Only the text of the records belongs in the answer, copied exactly and without pictures.
──────────────────────────────
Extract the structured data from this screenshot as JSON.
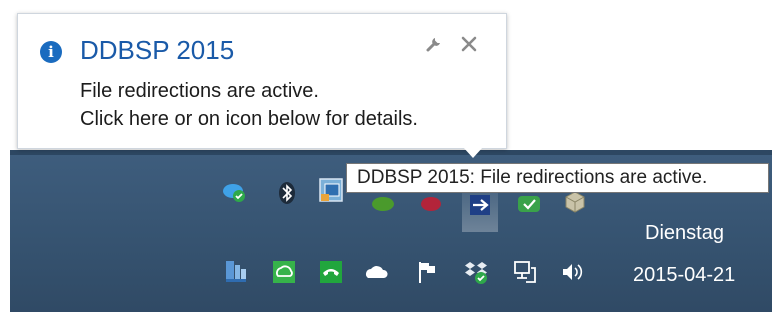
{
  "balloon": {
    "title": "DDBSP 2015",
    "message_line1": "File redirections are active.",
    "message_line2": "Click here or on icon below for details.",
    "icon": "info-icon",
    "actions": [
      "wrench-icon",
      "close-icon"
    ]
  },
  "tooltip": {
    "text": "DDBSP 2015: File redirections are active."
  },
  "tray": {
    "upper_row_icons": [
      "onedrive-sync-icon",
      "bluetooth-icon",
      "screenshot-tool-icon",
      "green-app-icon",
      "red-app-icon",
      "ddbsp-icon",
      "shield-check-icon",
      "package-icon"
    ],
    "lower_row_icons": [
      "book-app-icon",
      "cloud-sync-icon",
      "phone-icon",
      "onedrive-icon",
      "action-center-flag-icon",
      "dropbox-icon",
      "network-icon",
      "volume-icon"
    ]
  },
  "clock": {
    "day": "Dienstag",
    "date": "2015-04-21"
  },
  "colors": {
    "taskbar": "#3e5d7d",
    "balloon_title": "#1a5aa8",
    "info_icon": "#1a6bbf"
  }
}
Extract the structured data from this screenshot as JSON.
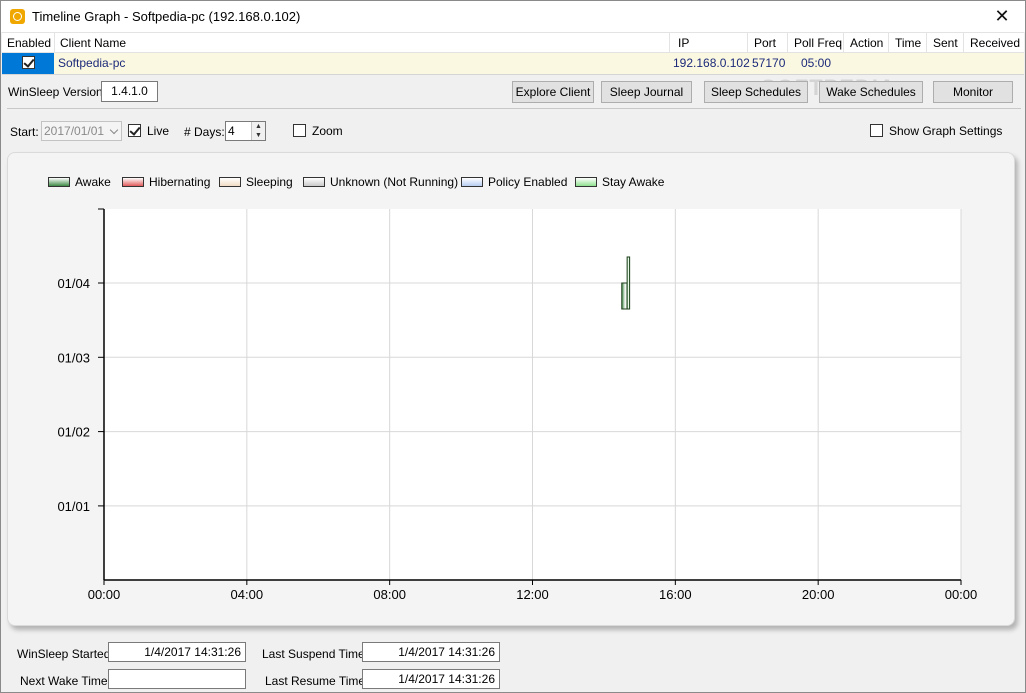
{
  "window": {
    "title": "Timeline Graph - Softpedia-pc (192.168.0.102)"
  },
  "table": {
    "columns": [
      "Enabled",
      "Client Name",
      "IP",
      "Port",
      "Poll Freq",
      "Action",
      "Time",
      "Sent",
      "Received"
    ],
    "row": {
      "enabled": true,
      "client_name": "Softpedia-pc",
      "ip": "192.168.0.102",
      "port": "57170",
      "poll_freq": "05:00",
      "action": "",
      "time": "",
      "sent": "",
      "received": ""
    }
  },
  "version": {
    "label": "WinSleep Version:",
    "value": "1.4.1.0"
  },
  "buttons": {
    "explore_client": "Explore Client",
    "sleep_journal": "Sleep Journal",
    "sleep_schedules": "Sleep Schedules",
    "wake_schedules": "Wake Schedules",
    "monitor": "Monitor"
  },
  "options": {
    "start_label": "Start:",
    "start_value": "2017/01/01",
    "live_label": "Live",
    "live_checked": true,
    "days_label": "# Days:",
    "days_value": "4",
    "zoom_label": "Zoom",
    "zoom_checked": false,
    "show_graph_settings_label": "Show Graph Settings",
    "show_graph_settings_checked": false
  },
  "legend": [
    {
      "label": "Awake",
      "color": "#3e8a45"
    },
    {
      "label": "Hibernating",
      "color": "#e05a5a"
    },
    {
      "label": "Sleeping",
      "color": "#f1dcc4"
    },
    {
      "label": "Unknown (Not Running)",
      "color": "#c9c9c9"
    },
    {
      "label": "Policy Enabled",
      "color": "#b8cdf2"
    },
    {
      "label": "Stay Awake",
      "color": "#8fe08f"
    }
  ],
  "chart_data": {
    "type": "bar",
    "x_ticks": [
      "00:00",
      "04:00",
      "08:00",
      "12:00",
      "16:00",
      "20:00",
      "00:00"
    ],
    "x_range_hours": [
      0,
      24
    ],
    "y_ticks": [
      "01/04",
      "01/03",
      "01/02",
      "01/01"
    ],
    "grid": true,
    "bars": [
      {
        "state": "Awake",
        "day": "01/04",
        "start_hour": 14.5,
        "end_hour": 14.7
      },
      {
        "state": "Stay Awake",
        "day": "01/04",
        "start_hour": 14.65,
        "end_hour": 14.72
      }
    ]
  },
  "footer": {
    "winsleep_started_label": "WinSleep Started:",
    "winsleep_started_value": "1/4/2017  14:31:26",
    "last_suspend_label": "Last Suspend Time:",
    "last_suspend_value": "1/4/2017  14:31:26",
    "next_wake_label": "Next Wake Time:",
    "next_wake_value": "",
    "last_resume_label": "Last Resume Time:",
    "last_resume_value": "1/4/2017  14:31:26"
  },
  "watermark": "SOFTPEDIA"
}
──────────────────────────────
**WRITTEN REPLY**.
Extract the structured data from this screenshot as JSON.
{
  "balloon": {
    "title": "DDBSP 2015",
    "message_line1": "File redirections are active.",
    "message_line2": "Click here or on icon below for details.",
    "icon": "info-icon",
    "actions": [
      "wrench-icon",
      "close-icon"
    ]
  },
  "tooltip": {
    "text": "DDBSP 2015: File redirections are active."
  },
  "tray": {
    "upper_row_icons": [
      "onedrive-sync-icon",
      "bluetooth-icon",
      "screenshot-tool-icon",
      "green-app-icon",
      "red-app-icon",
      "ddbsp-icon",
      "shield-check-icon",
      "package-icon"
    ],
    "lower_row_icons": [
      "book-app-icon",
      "cloud-sync-icon",
      "phone-icon",
      "onedrive-icon",
      "action-center-flag-icon",
      "dropbox-icon",
      "network-icon",
      "volume-icon"
    ]
  },
  "clock": {
    "day": "Dienstag",
    "date": "2015-04-21"
  },
  "colors": {
    "taskbar": "#3e5d7d",
    "balloon_title": "#1a5aa8",
    "info_icon": "#1a6bbf"
  }
}
Extract the structured data from this screenshot as JSON.
{
  "window": {
    "title": "Timeline Graph - Softpedia-pc (192.168.0.102)"
  },
  "table": {
    "columns": [
      "Enabled",
      "Client Name",
      "IP",
      "Port",
      "Poll Freq",
      "Action",
      "Time",
      "Sent",
      "Received"
    ],
    "row": {
      "enabled": true,
      "client_name": "Softpedia-pc",
      "ip": "192.168.0.102",
      "port": "57170",
      "poll_freq": "05:00",
      "action": "",
      "time": "",
      "sent": "",
      "received": ""
    }
  },
  "version": {
    "label": "WinSleep Version:",
    "value": "1.4.1.0"
  },
  "buttons": {
    "explore_client": "Explore Client",
    "sleep_journal": "Sleep Journal",
    "sleep_schedules": "Sleep Schedules",
    "wake_schedules": "Wake Schedules",
    "monitor": "Monitor"
  },
  "options": {
    "start_label": "Start:",
    "start_value": "2017/01/01",
    "live_label": "Live",
    "live_checked": true,
    "days_label": "# Days:",
    "days_value": "4",
    "zoom_label": "Zoom",
    "zoom_checked": false,
    "show_graph_settings_label": "Show Graph Settings",
    "show_graph_settings_checked": false
  },
  "legend": [
    {
      "label": "Awake",
      "color": "#3e8a45"
    },
    {
      "label": "Hibernating",
      "color": "#e05a5a"
    },
    {
      "label": "Sleeping",
      "color": "#f1dcc4"
    },
    {
      "label": "Unknown (Not Running)",
      "color": "#c9c9c9"
    },
    {
      "label": "Policy Enabled",
      "color": "#b8cdf2"
    },
    {
      "label": "Stay Awake",
      "color": "#8fe08f"
    }
  ],
  "chart_data": {
    "type": "bar",
    "x_ticks": [
      "00:00",
      "04:00",
      "08:00",
      "12:00",
      "16:00",
      "20:00",
      "00:00"
    ],
    "x_range_hours": [
      0,
      24
    ],
    "y_ticks": [
      "01/04",
      "01/03",
      "01/02",
      "01/01"
    ],
    "grid": true,
    "bars": [
      {
        "state": "Awake",
        "day": "01/04",
        "start_hour": 14.5,
        "end_hour": 14.7
      },
      {
        "state": "Stay Awake",
        "day": "01/04",
        "start_hour": 14.65,
        "end_hour": 14.72
      }
    ]
  },
  "footer": {
    "winsleep_started_label": "WinSleep Started:",
    "winsleep_started_value": "1/4/2017  14:31:26",
    "last_suspend_label": "Last Suspend Time:",
    "last_suspend_value": "1/4/2017  14:31:26",
    "next_wake_label": "Next Wake Time:",
    "next_wake_value": "",
    "last_resume_label": "Last Resume Time:",
    "last_resume_value": "1/4/2017  14:31:26"
  },
  "watermark": "SOFTPEDIA"
}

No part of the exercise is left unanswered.